>> But, I'm trying to go beyond XML, XSLT, & XPath and mix various languages, in the same "class" (aka the language's minimum structure), and have each one do what it does best. So, something like, using C#, F# and Ruby to create one "class". I can't see a compelling reason why we restrict ourselves to one language at a time. Which, I guess is really polyglot programming, but to the extreme.


Oh, I absolutely agree! Between 70% of the code I write these days is C#, about 5% (though increasing fairly dramatically) is F#, about 5% in either Ruby or Python (via Ruby.NET, IronRuby, and IronPython), and the remaining 20% in XML and XSLT.


However, the XML/XSLT portion is primarily glue for all of the rest. In other words, a simple way to create logical blocks of code that bind together external components into reusable, service-oriented workflow's. But that's primarily because I prefer XSLT over most any other language, which I realize I am in the minority on. This same basic functionality can easily be replicated in a plethora of languages. *ESPECIALLY* Ruby, which facilitates a nice foundation for the creation of DSL's (e.g. Ruby on Rails)


Of course, I can't get enough of LINQ, and the introduction of expression trees in C# 3.0 has had me drooling ever since Anders provided a high level demo at the Microsoft Technology Summit last month. Talk about composability! :D

MattMan
2008-04-21 16:32:18
This is an oversimplified example ? Geez, I'd hate to see a complicated one.


I think my real problem with all of the XML based languages is the amount of noise that's required to get things done makes it almost impossible for the casual reader to get any idea what's actually going on. Based on this example, XSLT makes Perl look like sweet poetry.


I'm no Ruby bigot (in fact my favourite language is probably Perl), but it would be interesting to compare doing this same job with Ruby to see if it was more readable to lay-people. (Although given that I got lost with even the English version of what this was trying to do, perhaps not.)

M. David Peterson
2008-04-21 17:11:31
@MattMan,


>> I think my real problem with all of the XML based languages is the amount of noise that's required to get things done makes it almost impossible for the casual reader to get any idea what's actually going on.


It's a lot easier to read when you have things inside your favorite XML editor of choice, though I'll be the first to admit that XSLT isn't the easiest of languages to grok, regardless of the what tools you might have at your disposable.


>> Based on this example, XSLT makes Perl look like sweet poetry.


:D :D :D


>> I'm no Ruby bigot (in fact my favourite language is probably Perl), but it would be interesting to compare doing this same job with Ruby to see if it was more readable to lay-people. (Although given that I got lost with even the English version of what this was trying to do, perhaps not.)


The only language I think that could properly mimic this same general idea would be Lisp/Scheme/DSSSL, the latter being the foundation upon which XSLT is built upon (replace angle brackets with parenthesis and you have, for the most part, DSSSL (see: http://www.jclark.com/dsssl/ for more detail), DSSSL being built upon Scheme, which in turn is built upon Lisp.


That said, Ruby has a lot of Lisp'isms built into the language, so it wouldn't surprise me if you could pull together something similar in Ruby.

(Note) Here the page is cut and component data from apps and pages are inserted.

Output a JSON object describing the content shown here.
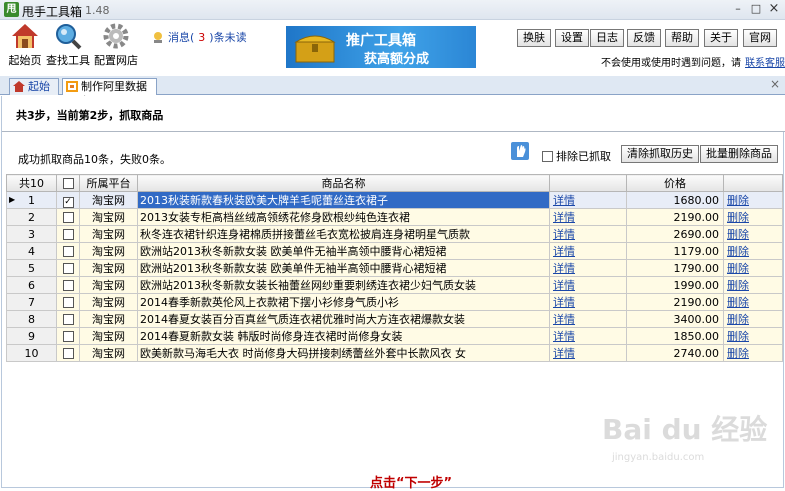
{
  "titlebar": {
    "icon_char": "甩",
    "title": "甩手工具箱",
    "version": "1.48",
    "minimize": "–",
    "maximize": "□",
    "close": "×"
  },
  "toolbar": {
    "home": "起始页",
    "find_tool": "查找工具",
    "config_shop": "配置网店"
  },
  "message": {
    "prefix": "消息(",
    "count": "3",
    "suffix": ")条未读"
  },
  "banner": {
    "line1": "推广工具箱",
    "line2": "获高额分成"
  },
  "top_buttons": [
    "换肤",
    "设置",
    "日志",
    "反馈",
    "帮助",
    "关于",
    "官网"
  ],
  "help_note": {
    "text": "不会使用或使用时遇到问题，请",
    "link": "联系客服"
  },
  "tabs": {
    "home": "起始页",
    "active": "制作阿里数据包",
    "close": "×"
  },
  "step": {
    "text": "共3步，当前第2步，抓取商品"
  },
  "result": {
    "text": "成功抓取商品10条，失败0条。"
  },
  "controls": {
    "exclude_label": "排除已抓取",
    "clear_history": "清除抓取历史",
    "batch_delete": "批量删除商品"
  },
  "grid": {
    "headers": {
      "count": "共10",
      "platform": "所属平台",
      "name": "商品名称",
      "price": "价格"
    },
    "detail_label": "详情",
    "delete_label": "删除",
    "rows": [
      {
        "idx": "1",
        "checked": true,
        "platform": "淘宝网",
        "name": "2013秋装新款春秋装欧美大牌羊毛呢蕾丝连衣裙子",
        "price": "1680.00"
      },
      {
        "idx": "2",
        "checked": false,
        "platform": "淘宝网",
        "name": "2013女装专柜高档丝绒高领绣花修身欧根纱纯色连衣裙",
        "price": "2190.00"
      },
      {
        "idx": "3",
        "checked": false,
        "platform": "淘宝网",
        "name": "秋冬连衣裙针织连身裙棉质拼接蕾丝毛衣宽松披肩连身裙明星气质款",
        "price": "2690.00"
      },
      {
        "idx": "4",
        "checked": false,
        "platform": "淘宝网",
        "name": "欧洲站2013秋冬新款女装 欧美单件无袖半高领中腰背心裙短裙",
        "price": "1179.00"
      },
      {
        "idx": "5",
        "checked": false,
        "platform": "淘宝网",
        "name": "欧洲站2013秋冬新款女装 欧美单件无袖半高领中腰背心裙短裙",
        "price": "1790.00"
      },
      {
        "idx": "6",
        "checked": false,
        "platform": "淘宝网",
        "name": "欧洲站2013秋冬新款女装长袖蕾丝网纱重要刺绣连衣裙少妇气质女装",
        "price": "1990.00"
      },
      {
        "idx": "7",
        "checked": false,
        "platform": "淘宝网",
        "name": "2014春季新款英伦风上衣款裙下摆小衫修身气质小衫",
        "price": "2190.00"
      },
      {
        "idx": "8",
        "checked": false,
        "platform": "淘宝网",
        "name": "2014春夏女装百分百真丝气质连衣裙优雅时尚大方连衣裙爆款女装",
        "price": "3400.00"
      },
      {
        "idx": "9",
        "checked": false,
        "platform": "淘宝网",
        "name": "2014春夏新款女装 韩版时尚修身连衣裙时尚修身女装",
        "price": "1850.00"
      },
      {
        "idx": "10",
        "checked": false,
        "platform": "淘宝网",
        "name": "欧美新款马海毛大衣 时尚修身大码拼接刺绣蕾丝外套中长款风衣 女",
        "price": "2740.00"
      }
    ]
  },
  "watermark": {
    "brand": "Bai du 经验",
    "url": "jingyan.baidu.com"
  },
  "next_hint": "点击“下一步”",
  "colors": {
    "selected_row": "#316ac5",
    "row_bg": "#fffbe5",
    "link": "#1a47a8",
    "hint_red": "#c00000"
  }
}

Would have to think it through a bit, but it would be an interesting challenge to see what could become of it.


I'll think it through and see what I can come up with.